→ PROBLEM TO WORK ON: Retype all data exactly as given. Pictures should not be retyped.

→ Records from a dataset:
__________
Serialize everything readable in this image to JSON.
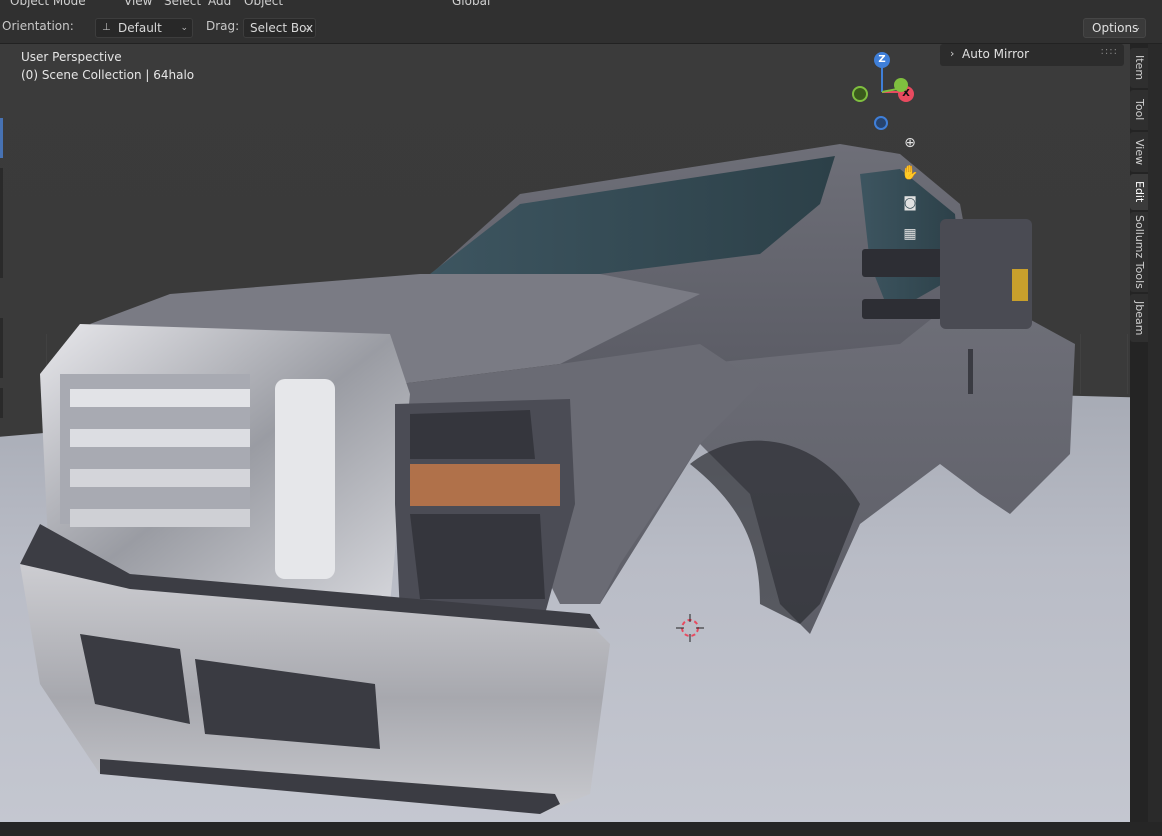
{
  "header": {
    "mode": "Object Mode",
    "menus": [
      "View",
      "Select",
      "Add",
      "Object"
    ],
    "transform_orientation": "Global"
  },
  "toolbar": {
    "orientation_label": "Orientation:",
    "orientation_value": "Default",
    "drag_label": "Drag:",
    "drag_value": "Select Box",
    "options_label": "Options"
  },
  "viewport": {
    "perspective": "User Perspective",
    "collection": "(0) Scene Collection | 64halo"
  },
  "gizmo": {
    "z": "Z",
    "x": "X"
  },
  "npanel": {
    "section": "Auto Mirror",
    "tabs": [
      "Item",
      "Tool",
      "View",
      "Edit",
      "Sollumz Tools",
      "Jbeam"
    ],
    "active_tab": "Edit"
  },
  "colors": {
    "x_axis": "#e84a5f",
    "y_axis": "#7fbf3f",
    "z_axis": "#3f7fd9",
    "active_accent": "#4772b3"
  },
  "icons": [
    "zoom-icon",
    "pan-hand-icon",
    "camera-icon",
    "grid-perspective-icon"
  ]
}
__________
→ RESPONSE AREA:
Serialize everything readable in this image to JSON.
{
  "header": {
    "mode": "Object Mode",
    "menus": [
      "View",
      "Select",
      "Add",
      "Object"
    ],
    "transform_orientation": "Global"
  },
  "toolbar": {
    "orientation_label": "Orientation:",
    "orientation_value": "Default",
    "drag_label": "Drag:",
    "drag_value": "Select Box",
    "options_label": "Options"
  },
  "viewport": {
    "perspective": "User Perspective",
    "collection": "(0) Scene Collection | 64halo"
  },
  "gizmo": {
    "z": "Z",
    "x": "X"
  },
  "npanel": {
    "section": "Auto Mirror",
    "tabs": [
      "Item",
      "Tool",
      "View",
      "Edit",
      "Sollumz Tools",
      "Jbeam"
    ],
    "active_tab": "Edit"
  },
  "colors": {
    "x_axis": "#e84a5f",
    "y_axis": "#7fbf3f",
    "z_axis": "#3f7fd9",
    "active_accent": "#4772b3"
  },
  "icons": [
    "zoom-icon",
    "pan-hand-icon",
    "camera-icon",
    "grid-perspective-icon"
  ]
}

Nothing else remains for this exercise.